Van Damme State ParkLeave review
About Van Damme State Park
Campgrounds in Van Damme
This park doesn't have any submitted photos—just yet.
Drop some Van Damme knowledge on us.
A very underrated campground with upper and lower camp areas. There are brand new bathrooms/showers in the upper area and a huge playing field in the middle of the 'ring' of about 30 campsites. The lower sites sit along a beautiful little creek and redwood trees. Expect more noise at the upper campsites.
There are also 'environmental camp sites' about 2.5mi up this BEAUTIFUL little creek, along a very well-maintained path. Rangers say it's super-quiet up there so if you're looking for some peaceful camping without having to make a big trek, this is a great find. Campers can hike the same path too.
Summary: An great campground nestled amongst the trees, sitting along a creek, and right next to the beach. Just a few mins from Fort Bragg
Jonesing for a fire? Head 2.5 hours north of SF to the lovely, damp forest at Van Damme. Stop at Lemon's Market on 120 en route for pickled asparagus--this is non negotiable.
Sites are 35$ per night and there are over 60 of them, if you don't mind rubbing elbows with RVS and being lullabied to sleep by the sound of abalone divers pounding their catch for dinner. The park is dog friendly, but unfortunately you can't take your pet back to the environmental sites, which are like a backcountry dream only 3 miles from a parking lot.
There's even a pygmy forest complete with science-y fact boards for us nerds and you can pull a quick 9 mile loop through the trails and be back in time for s'mores (and asparagus).
The lower area is quieter, with nicely spaced sites along a creek. Watch out for mosquitos though. The upper area has a lot more action. Sites are a bit close together. The looping road and field in the middle provide great recreation space for kids to ride bikes, throw frisbees, etc. Weather is hit or miss in the summer. We've stayed on beautiful sunny days but also visited at times when it was cold and foggy the whole time. Overall, a great campground.
We stayed at site 11 in the lower loop with a dog. Unfortunately, they are not allowed on any of the trails though, so we only managed the short hike around the very overgrown Bog Trail. Sites with roomy with a food storage locker. I would like to stay in the upper loops if I went again. Beach accessible across the way filled with abalone divers but the green space just north of that has easy hiking we took the dog on down to the cliffs. We also drove up to Big River and the wide fire road there is dog friendly and beautiful by the river.
History of Van Damme State Park
Van Damme State Park was named for Charles Van Damme who was born at Little River in 1881, son of John and Louise Van Damme, early settlers of the region. John Van Damme and his wife were a Flemish couple. The patriarch of the family was born in Ostend, Belgium on May 22, 1832. "Following the sea" for some years, Van Damme, upon his arrival in Mendocino County, later worked in the lumber mill at Little River.

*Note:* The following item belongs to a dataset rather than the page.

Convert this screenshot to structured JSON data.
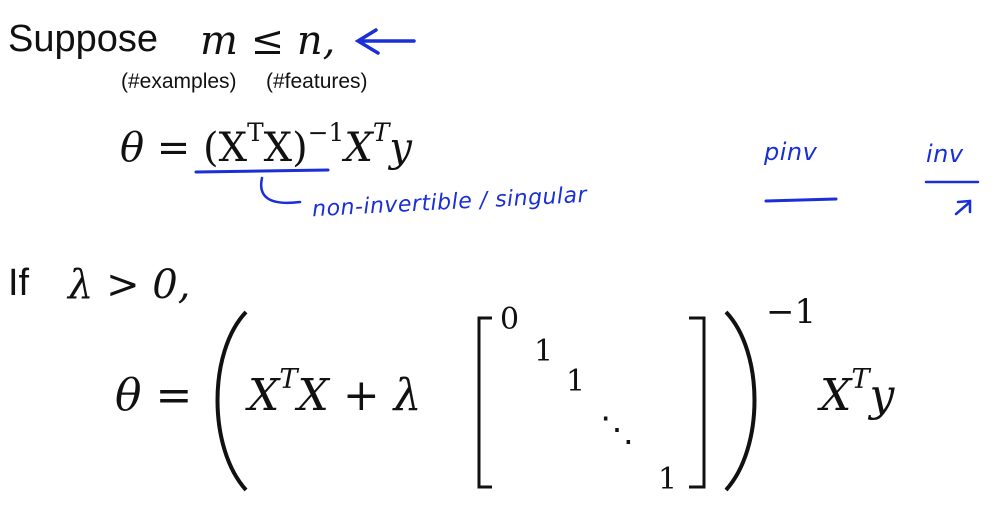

In this settlement all of his children were born, including Charles, whose love for the area prompted his acquiring, after some years as a successful operator of the Richmond-San Rafael ferry line, a plot of ground along the redwood coast. Upon his demise this area became a part of the State Park System in 1934.
In those early days lumbering was a major economic factor in the development of the northern coastline. Little River was built as a mill town in 1864 by Ruel Stickney, Silas Coombs and Tapping Reeves after the property, formally called Kents Cove, was purchased from W. H. Kent in 1862. Before long it had attained fame, not only as a lumber port, but as a shipyard as well. Alas, a stand of timber, if logged, does not last forever and by the end of the century, even though logging was periodically moved back into the headwaters of Little River, the mill was forced to close in 1893.
What was left of Little River soon deteriorated; the shipyard, the wharf, the town, several chutes for loading lumber and the lumber mill itself. Activity at the port, which once hummed with activity, declined. Little River's school, once attended by nearly 100 students, closed; its weekly steamship service ended, and a shipyard where, in 1874, Captain Thomas Peterson turned out full-size lumber schooners for the coast wide trade, phased out. Only the schooner Little River returned, to be wrecked on the very beach from which it originally departed.
Plagued by a lack of sufficient timber reserves, fires, substantial loss of business and trade, deterioration of the port's chutes and wharf, the end of coast wide shipping and the attendant decline in population, Little River reverted to a natural state. Its acquisition by the State Park System in 1934, and the subsequent addition of peripheral lands has preserved some of California's most interesting natural resources.